● Recorded information:
===

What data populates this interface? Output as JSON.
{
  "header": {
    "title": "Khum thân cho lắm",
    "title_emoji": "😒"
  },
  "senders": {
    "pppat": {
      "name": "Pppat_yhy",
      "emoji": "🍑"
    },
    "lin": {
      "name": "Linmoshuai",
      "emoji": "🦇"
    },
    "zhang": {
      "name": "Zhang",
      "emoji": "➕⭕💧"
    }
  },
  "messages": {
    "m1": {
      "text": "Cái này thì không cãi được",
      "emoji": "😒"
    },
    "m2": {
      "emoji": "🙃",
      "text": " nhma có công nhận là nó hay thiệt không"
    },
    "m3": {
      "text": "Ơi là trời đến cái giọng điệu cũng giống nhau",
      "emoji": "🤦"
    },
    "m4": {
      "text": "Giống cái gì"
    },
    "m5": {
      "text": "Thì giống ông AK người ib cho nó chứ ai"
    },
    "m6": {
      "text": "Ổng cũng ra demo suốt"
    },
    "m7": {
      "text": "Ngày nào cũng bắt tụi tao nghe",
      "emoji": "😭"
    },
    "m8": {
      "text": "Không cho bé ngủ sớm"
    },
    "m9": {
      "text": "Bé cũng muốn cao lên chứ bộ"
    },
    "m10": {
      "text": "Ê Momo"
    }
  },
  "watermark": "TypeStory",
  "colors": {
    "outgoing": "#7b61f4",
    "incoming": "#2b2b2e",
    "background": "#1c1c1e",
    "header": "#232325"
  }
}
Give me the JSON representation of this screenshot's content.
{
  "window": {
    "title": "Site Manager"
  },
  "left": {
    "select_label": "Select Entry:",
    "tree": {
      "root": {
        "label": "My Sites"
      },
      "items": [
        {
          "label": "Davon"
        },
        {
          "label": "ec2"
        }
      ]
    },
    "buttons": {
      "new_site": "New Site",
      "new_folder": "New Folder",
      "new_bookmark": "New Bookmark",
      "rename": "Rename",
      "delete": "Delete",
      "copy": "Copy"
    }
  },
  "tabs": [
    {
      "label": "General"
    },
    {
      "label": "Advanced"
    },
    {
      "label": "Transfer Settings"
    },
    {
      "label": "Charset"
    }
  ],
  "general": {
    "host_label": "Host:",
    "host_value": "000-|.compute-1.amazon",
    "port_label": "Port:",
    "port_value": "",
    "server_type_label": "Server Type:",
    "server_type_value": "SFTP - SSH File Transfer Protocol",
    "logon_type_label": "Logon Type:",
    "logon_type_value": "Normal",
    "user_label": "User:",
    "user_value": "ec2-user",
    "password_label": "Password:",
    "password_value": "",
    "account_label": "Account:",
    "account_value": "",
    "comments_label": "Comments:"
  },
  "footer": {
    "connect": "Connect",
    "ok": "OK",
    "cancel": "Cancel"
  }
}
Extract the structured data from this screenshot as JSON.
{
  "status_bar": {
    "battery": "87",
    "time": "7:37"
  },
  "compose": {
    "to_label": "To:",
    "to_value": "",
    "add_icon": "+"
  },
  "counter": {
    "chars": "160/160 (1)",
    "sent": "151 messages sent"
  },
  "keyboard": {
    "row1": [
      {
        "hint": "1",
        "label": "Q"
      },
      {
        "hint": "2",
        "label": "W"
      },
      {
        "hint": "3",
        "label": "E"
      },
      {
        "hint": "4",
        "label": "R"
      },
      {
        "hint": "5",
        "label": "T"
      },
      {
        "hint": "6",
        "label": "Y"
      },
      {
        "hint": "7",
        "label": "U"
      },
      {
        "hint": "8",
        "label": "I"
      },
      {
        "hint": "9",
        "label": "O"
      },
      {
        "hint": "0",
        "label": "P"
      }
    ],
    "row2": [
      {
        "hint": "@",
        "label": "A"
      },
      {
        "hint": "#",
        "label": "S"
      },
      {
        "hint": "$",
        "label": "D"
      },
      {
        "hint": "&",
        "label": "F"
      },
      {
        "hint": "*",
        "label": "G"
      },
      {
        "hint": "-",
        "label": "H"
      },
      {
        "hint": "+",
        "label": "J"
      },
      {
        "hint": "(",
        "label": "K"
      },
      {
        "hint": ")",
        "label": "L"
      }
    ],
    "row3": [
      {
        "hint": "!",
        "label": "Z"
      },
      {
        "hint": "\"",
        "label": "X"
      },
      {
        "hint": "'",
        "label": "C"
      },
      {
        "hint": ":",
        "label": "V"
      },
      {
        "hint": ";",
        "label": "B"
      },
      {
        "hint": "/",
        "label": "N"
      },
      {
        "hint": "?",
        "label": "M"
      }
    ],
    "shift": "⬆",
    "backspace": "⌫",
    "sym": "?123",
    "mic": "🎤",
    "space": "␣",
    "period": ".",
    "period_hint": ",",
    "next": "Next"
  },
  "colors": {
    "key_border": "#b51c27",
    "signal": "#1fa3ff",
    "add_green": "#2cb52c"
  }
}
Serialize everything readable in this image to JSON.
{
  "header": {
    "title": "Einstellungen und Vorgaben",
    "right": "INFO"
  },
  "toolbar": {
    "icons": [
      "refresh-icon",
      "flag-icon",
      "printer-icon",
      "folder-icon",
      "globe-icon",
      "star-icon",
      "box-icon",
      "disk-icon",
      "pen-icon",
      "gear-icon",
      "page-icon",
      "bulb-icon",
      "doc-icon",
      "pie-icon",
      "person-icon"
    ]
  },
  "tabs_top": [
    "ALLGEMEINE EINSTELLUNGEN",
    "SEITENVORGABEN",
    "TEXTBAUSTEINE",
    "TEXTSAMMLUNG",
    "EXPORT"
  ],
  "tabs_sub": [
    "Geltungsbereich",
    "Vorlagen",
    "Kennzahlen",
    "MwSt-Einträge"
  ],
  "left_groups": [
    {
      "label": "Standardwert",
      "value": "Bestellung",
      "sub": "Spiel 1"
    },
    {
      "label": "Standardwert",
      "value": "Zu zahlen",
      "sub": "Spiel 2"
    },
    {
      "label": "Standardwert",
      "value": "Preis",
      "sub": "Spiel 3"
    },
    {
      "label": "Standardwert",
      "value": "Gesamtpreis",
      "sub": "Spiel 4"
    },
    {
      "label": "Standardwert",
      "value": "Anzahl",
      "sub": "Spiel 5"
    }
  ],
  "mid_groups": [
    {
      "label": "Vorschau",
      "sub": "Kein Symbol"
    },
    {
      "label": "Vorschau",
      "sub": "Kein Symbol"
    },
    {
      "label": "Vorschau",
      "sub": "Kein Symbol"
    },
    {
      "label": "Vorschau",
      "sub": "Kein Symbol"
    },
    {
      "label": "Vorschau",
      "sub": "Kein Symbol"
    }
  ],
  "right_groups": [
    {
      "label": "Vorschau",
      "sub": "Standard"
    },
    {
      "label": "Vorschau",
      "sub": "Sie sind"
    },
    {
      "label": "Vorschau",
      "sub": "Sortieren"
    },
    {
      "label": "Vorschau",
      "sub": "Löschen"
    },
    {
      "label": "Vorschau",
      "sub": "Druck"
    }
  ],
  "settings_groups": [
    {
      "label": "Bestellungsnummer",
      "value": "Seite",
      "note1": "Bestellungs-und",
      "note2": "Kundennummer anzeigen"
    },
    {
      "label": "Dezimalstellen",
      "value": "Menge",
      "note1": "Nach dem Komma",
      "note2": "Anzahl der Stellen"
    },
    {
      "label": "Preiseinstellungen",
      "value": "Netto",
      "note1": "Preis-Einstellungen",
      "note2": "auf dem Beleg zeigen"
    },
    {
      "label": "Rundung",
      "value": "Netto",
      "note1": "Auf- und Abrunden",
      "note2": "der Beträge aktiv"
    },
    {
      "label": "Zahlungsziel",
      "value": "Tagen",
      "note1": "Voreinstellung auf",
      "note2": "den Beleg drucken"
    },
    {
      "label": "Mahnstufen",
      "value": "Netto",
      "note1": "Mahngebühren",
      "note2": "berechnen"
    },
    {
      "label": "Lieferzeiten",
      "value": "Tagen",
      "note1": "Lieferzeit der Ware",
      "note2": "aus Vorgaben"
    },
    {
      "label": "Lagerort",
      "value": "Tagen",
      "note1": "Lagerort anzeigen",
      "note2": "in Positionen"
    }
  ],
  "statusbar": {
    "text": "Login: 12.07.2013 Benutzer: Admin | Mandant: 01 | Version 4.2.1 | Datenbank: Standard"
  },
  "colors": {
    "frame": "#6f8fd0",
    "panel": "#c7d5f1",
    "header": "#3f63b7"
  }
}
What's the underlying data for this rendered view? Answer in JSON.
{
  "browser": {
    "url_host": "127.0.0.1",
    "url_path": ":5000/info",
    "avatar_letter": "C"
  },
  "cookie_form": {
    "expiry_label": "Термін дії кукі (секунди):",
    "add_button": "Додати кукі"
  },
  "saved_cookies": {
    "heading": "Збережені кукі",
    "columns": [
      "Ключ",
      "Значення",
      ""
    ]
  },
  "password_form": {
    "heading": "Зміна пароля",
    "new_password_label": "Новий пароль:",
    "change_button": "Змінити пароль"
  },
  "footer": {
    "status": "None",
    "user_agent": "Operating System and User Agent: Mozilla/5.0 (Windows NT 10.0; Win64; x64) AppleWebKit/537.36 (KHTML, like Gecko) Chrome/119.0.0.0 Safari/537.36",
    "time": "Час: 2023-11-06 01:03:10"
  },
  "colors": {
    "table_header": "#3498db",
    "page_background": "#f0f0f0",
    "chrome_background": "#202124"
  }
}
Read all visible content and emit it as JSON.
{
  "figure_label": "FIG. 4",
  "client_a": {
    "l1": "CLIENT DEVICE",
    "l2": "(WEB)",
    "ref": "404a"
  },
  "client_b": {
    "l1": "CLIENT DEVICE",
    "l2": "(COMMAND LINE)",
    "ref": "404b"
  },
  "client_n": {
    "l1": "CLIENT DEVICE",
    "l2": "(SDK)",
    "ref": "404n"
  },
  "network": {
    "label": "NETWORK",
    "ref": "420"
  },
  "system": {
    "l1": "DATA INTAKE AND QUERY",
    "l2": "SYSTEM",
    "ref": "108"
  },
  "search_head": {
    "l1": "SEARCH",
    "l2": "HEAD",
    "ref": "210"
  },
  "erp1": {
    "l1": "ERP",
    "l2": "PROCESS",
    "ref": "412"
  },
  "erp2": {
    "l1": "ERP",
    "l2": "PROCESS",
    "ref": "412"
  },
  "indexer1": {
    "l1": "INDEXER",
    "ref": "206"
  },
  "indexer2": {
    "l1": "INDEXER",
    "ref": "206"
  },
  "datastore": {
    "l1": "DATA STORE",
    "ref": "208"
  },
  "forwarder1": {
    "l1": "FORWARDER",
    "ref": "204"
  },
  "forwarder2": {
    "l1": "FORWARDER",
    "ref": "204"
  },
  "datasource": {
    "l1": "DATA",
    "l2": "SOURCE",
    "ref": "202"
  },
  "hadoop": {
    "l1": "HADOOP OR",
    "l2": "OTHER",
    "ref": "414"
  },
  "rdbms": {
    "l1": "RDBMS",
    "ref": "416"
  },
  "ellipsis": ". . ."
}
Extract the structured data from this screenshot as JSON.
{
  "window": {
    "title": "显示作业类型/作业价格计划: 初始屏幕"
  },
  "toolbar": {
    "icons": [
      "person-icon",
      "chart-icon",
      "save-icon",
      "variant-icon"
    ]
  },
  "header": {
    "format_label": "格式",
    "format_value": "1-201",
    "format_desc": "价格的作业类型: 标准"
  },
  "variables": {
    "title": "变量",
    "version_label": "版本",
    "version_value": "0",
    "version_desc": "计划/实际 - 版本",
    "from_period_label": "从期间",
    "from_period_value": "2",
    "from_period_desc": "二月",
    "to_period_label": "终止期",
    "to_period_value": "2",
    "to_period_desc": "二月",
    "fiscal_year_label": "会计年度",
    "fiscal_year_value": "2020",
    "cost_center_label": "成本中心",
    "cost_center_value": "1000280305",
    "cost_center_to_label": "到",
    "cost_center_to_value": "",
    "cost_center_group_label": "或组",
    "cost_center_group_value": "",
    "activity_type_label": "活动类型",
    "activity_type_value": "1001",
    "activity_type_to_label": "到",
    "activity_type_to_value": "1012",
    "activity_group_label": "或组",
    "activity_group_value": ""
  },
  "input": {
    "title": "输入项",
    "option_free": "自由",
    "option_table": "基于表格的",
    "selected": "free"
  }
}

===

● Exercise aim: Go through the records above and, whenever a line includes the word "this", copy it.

● Answer:
What data populates this interface? Output as JSON.
Give me the JSON representation of this screenshot's content.
Extract the structured data from this screenshot as JSON.
Serialize everything readable in this image to JSON.
What's the underlying data for this rendered view? Answer in JSON.
Extract the structured data from this screenshot as JSON.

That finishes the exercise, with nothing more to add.